** Opening DATA FOR THIS TASK block **

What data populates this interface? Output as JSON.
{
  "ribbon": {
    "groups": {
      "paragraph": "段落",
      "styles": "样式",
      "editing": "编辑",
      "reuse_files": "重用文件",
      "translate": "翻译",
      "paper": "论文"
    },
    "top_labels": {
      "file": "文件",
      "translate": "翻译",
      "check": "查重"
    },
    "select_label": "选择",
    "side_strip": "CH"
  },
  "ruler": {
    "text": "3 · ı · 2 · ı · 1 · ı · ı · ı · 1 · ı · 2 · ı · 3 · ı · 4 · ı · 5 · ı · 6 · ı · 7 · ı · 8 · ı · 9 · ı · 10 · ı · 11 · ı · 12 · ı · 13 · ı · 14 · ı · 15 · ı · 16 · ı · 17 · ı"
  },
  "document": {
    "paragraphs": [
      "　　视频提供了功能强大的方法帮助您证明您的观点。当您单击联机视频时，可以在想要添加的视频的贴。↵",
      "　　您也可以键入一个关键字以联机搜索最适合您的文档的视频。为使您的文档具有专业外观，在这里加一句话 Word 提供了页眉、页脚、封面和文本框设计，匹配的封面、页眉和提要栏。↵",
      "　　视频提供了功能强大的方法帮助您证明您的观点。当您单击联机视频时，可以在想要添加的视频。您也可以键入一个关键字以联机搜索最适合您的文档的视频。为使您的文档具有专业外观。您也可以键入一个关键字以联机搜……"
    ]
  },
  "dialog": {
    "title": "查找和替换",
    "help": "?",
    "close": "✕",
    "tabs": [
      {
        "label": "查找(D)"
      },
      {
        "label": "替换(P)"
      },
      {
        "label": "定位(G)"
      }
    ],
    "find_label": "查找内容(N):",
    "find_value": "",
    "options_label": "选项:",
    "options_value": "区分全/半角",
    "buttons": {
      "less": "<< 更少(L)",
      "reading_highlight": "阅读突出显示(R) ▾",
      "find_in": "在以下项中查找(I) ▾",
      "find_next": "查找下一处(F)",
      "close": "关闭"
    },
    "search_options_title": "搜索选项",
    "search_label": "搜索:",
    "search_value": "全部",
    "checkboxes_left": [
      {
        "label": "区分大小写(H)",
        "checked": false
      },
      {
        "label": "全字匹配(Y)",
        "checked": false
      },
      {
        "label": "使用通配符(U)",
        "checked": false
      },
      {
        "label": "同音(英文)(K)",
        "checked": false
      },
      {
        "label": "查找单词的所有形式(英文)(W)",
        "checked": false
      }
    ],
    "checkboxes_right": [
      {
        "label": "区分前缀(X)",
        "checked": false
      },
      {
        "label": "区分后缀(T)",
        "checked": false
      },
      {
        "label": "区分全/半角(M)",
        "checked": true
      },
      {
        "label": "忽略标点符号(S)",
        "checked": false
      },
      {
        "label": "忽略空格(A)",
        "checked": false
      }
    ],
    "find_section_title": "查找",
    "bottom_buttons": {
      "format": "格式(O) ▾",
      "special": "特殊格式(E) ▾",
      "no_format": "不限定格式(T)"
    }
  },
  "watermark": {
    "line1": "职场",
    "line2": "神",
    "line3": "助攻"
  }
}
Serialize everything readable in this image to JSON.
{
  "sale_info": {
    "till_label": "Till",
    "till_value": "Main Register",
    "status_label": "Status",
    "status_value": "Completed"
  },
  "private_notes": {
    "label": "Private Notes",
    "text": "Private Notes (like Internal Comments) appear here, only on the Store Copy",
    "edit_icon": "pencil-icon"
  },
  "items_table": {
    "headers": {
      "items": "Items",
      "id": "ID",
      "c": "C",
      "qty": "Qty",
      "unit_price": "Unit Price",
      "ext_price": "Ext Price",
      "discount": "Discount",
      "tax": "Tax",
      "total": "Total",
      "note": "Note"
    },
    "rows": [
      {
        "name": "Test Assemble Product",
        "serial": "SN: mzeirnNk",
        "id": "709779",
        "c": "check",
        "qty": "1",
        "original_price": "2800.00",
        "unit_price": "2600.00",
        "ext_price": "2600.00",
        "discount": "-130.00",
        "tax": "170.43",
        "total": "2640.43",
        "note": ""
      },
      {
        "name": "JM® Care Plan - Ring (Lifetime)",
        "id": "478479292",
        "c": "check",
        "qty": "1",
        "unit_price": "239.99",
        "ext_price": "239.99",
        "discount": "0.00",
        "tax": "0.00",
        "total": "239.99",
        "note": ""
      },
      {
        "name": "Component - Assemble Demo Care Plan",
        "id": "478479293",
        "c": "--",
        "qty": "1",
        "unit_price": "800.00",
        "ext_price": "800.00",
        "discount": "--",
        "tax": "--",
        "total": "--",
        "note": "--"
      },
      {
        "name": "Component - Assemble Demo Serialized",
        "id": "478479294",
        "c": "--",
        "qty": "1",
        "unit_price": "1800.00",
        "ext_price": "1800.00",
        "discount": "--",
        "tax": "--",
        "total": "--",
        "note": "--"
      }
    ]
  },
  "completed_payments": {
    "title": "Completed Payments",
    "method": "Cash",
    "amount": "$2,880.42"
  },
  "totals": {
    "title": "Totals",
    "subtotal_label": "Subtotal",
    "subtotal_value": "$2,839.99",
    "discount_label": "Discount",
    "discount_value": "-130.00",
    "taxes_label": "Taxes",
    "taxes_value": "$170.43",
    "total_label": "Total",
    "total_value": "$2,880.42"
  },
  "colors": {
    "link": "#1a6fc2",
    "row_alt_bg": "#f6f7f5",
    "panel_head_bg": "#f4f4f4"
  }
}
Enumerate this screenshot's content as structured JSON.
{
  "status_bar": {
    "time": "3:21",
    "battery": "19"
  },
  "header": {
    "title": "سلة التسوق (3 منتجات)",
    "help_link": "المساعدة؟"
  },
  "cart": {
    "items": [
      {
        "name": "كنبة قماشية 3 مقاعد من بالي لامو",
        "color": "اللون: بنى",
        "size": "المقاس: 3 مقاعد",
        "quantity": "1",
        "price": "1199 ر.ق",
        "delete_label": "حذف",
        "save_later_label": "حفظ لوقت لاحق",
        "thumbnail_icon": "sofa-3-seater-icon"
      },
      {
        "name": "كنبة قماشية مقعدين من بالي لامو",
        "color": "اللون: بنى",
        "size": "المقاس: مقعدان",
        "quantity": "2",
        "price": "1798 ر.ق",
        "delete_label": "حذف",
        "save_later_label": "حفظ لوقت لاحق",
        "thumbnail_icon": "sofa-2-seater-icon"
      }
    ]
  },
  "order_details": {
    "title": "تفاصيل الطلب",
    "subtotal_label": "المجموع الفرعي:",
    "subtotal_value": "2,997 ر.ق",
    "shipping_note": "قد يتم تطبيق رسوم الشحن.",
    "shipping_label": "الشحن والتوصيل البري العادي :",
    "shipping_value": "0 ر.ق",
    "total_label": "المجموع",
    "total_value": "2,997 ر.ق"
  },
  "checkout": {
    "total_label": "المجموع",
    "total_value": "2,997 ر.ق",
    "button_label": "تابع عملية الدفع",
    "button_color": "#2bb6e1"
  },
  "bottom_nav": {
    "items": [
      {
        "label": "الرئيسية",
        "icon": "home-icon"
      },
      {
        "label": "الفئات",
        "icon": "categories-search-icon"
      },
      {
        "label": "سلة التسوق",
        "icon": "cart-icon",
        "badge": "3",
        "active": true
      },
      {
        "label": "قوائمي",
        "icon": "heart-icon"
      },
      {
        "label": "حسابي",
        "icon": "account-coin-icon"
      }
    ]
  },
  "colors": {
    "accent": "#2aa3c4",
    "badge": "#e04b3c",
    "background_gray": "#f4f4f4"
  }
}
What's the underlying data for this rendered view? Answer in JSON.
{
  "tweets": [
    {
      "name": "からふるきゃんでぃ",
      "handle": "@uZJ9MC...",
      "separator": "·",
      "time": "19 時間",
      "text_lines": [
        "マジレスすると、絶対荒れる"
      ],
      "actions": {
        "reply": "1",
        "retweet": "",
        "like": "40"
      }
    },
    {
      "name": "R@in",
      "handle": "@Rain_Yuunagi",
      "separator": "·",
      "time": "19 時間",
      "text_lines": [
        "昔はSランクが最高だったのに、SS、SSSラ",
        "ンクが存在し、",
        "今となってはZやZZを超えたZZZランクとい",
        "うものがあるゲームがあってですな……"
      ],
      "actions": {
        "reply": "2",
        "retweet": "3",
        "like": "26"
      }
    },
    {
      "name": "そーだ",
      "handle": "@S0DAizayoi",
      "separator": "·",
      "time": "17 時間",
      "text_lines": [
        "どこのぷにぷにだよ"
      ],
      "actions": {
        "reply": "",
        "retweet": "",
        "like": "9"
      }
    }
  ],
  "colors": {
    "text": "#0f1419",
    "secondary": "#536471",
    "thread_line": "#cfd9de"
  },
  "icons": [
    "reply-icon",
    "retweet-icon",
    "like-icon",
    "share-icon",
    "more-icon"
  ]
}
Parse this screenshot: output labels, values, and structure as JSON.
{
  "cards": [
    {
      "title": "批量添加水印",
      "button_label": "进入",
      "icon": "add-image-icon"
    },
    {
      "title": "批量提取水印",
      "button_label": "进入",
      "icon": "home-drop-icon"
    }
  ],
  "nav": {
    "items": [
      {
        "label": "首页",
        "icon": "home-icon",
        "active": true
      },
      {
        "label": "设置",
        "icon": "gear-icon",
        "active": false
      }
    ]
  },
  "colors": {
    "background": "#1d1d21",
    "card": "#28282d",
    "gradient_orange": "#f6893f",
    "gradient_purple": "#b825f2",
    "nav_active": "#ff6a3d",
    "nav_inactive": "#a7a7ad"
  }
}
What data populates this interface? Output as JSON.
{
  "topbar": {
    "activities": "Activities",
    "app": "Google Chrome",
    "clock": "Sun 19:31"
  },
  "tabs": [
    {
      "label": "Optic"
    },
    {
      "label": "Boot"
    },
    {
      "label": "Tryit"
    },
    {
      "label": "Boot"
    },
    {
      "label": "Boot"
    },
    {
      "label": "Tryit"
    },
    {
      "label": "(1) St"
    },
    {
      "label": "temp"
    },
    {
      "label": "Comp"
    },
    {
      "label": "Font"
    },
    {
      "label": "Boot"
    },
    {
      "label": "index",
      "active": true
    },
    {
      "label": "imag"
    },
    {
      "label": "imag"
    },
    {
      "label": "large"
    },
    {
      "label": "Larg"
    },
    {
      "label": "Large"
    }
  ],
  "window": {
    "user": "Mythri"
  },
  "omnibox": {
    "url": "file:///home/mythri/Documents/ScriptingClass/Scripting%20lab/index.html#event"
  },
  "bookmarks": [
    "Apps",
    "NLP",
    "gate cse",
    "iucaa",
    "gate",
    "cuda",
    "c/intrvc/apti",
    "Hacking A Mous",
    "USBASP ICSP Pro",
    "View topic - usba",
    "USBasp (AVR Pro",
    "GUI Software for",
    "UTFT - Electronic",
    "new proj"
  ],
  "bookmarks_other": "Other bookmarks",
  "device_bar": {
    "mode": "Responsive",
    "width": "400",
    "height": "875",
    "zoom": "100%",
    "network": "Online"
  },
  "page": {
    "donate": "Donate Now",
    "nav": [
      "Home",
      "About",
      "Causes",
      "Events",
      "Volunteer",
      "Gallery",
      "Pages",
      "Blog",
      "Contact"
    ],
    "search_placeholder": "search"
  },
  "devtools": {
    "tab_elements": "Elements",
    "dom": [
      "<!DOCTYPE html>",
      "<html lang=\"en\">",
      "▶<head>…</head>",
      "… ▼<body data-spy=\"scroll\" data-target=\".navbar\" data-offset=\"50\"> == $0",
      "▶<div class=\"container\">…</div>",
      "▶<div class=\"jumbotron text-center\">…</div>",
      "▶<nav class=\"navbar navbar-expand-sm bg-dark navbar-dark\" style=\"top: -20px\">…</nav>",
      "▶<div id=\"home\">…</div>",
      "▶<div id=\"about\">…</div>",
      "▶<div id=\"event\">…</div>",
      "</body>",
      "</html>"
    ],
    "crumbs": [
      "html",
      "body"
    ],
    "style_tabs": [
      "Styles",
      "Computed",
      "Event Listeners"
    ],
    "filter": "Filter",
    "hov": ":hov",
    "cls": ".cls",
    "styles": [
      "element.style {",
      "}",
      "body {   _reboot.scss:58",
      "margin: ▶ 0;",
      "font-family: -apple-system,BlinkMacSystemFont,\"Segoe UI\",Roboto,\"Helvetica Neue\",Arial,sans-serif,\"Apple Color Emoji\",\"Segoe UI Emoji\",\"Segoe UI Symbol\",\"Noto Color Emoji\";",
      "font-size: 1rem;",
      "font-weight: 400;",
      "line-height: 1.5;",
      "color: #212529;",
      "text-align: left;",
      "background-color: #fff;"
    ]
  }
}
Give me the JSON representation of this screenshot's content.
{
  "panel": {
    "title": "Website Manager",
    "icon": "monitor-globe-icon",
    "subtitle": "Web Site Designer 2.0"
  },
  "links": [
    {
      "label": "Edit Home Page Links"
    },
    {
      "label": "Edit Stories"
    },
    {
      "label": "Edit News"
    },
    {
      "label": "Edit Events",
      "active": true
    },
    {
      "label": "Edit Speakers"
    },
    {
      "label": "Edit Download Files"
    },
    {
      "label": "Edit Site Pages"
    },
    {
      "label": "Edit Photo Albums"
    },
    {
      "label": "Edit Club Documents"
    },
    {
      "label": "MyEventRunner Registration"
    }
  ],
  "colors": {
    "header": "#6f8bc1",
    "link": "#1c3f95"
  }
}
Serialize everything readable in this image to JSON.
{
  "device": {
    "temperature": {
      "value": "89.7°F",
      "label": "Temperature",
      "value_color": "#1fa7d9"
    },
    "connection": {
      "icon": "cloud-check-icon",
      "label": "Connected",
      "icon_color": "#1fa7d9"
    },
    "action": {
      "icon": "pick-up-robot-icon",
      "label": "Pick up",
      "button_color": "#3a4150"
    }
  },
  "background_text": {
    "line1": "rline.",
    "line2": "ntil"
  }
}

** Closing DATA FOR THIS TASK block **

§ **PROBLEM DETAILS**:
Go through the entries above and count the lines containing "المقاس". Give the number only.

§ **ANSWER TO THE PROBLEM**:
2